The move by Amazon.com to reduce the price of New York Times Best Sellers by 50 percent last month may have been good for bookworms, but The New York Times Co. wasn’t so pleased and has threatened legal action to stop the discount.
In a letter sent to the retailer, the Times contends that Amazon is infringing on its copyright and trademark by mentioning the list in its ads and promotions. It has a book-selling agreement with rival company barnesandnoble.com.
In response, Amazon.com filed a motion in U.S. District Court in Seattle this week seeking “declaratory relief” to allow it to continue referencing the list in its promotion and advertising.
Amazon argues that The New York Times Best Seller list is widely used in the book-selling industry as an indicator of the most popular books being bought nationwide.

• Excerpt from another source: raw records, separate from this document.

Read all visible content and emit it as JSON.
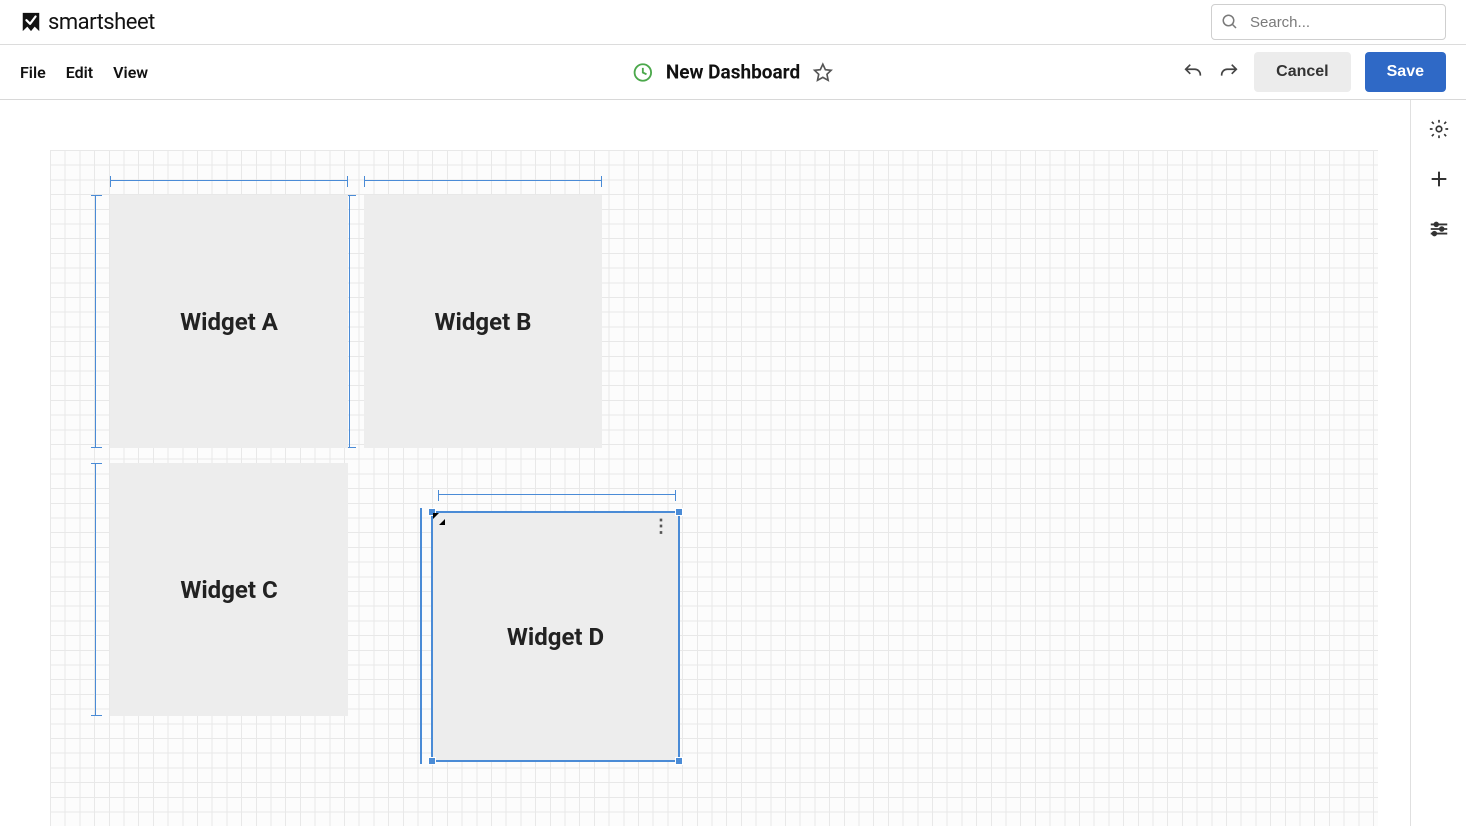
{
  "app": {
    "brand": "smartsheet"
  },
  "search": {
    "placeholder": "Search..."
  },
  "menus": {
    "file": "File",
    "edit": "Edit",
    "view": "View"
  },
  "dashboard": {
    "title": "New Dashboard"
  },
  "actions": {
    "cancel": "Cancel",
    "save": "Save"
  },
  "widgets": {
    "a": "Widget A",
    "b": "Widget B",
    "c": "Widget C",
    "d": "Widget D"
  }
}
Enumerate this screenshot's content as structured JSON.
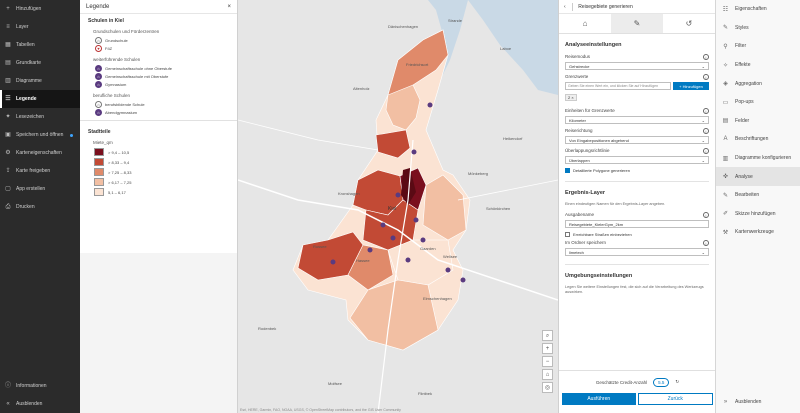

Book buyers, therefore, can use the list to make price comparisons on the bestselling books: If a book is on the list, it is guaranteed to be 50 percent off at Amazon.com.

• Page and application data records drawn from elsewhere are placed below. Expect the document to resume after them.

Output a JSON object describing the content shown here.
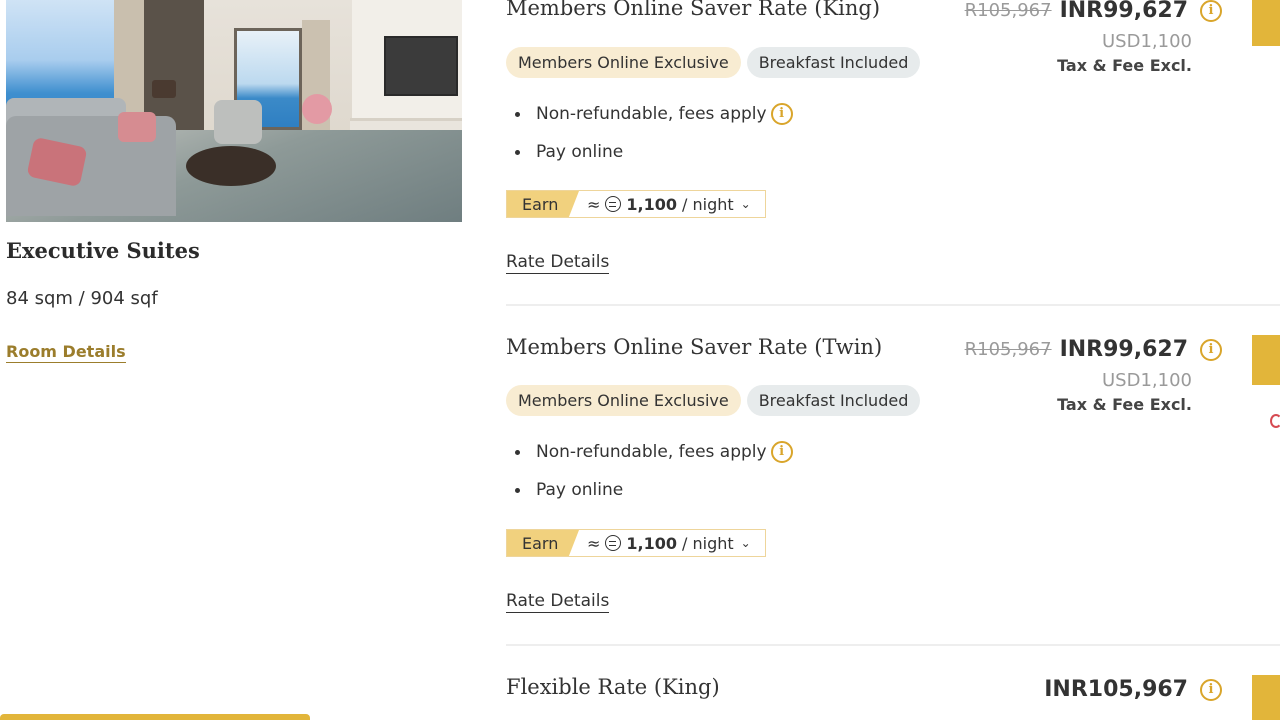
{
  "room": {
    "name": "Executive Suites",
    "size": "84 sqm / 904 sqf",
    "details_link": "Room Details"
  },
  "rates": [
    {
      "name": "Members Online Saver Rate (King)",
      "tags": [
        "Members Online Exclusive",
        "Breakfast Included"
      ],
      "conditions": [
        "Non-refundable, fees apply",
        "Pay online"
      ],
      "earn_label": "Earn",
      "earn_prefix": "≈",
      "earn_points": "1,100",
      "earn_suffix": "/ night",
      "details_link": "Rate Details",
      "old_price": "R105,967",
      "price": "INR99,627",
      "usd_price": "USD1,100",
      "tax_note": "Tax & Fee Excl."
    },
    {
      "name": "Members Online Saver Rate (Twin)",
      "tags": [
        "Members Online Exclusive",
        "Breakfast Included"
      ],
      "conditions": [
        "Non-refundable, fees apply",
        "Pay online"
      ],
      "earn_label": "Earn",
      "earn_prefix": "≈",
      "earn_points": "1,100",
      "earn_suffix": "/ night",
      "details_link": "Rate Details",
      "old_price": "R105,967",
      "price": "INR99,627",
      "usd_price": "USD1,100",
      "tax_note": "Tax & Fee Excl."
    },
    {
      "name": "Flexible Rate (King)",
      "price": "INR105,967"
    }
  ],
  "icons": {
    "info": "info-icon",
    "points": "points-icon",
    "chevron": "chevron-down-icon"
  },
  "colors": {
    "accent_gold": "#e2b53a",
    "link_gold": "#9b7d2c",
    "exclusive_tag_bg": "#f8ecd2",
    "breakfast_tag_bg": "#e7ebec",
    "earn_bg": "#f1d17e"
  }
}
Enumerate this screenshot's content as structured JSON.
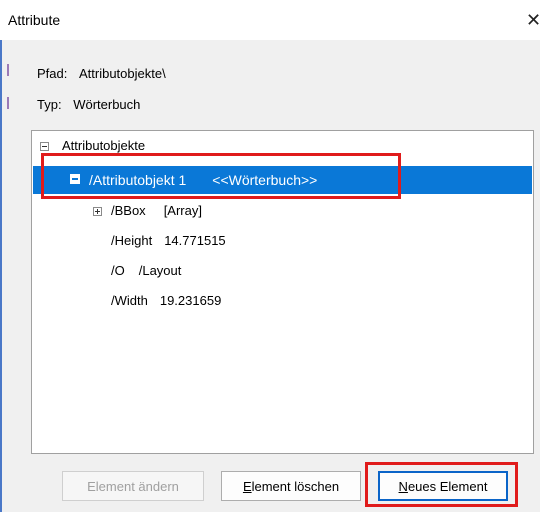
{
  "window": {
    "title": "Attribute",
    "close_glyph": "✕"
  },
  "info": {
    "path_label": "Pfad:",
    "path_value": "Attributobjekte\\",
    "type_label": "Typ:",
    "type_value": "Wörterbuch"
  },
  "tree": {
    "root": {
      "label": "Attributobjekte",
      "expanded": true
    },
    "selected": {
      "name": "/Attributobjekt 1",
      "type": "<<Wörterbuch>>",
      "expanded": true
    },
    "children": [
      {
        "key": "/BBox",
        "value": "[Array]",
        "expandable": true
      },
      {
        "key": "/Height",
        "value": "14.771515",
        "expandable": false
      },
      {
        "key": "/O",
        "value": "/Layout",
        "expandable": false
      },
      {
        "key": "/Width",
        "value": "19.231659",
        "expandable": false
      }
    ]
  },
  "buttons": {
    "edit": {
      "label": "Element ändern",
      "enabled": false
    },
    "delete_pre": "",
    "delete_mnemonic": "E",
    "delete_post": "lement löschen",
    "new_pre": "",
    "new_mnemonic": "N",
    "new_post": "eues Element"
  },
  "colors": {
    "selection": "#0a78d7",
    "annotation_red": "#e01b1b",
    "default_button_border": "#0a64c8"
  },
  "icons": {
    "close": "close-icon",
    "collapse": "minus-box-icon",
    "expand": "plus-box-icon"
  }
}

The discount applies to hardcover and paperback titles in the
Best Seller list’s three generic categories: fiction, non-fiction, and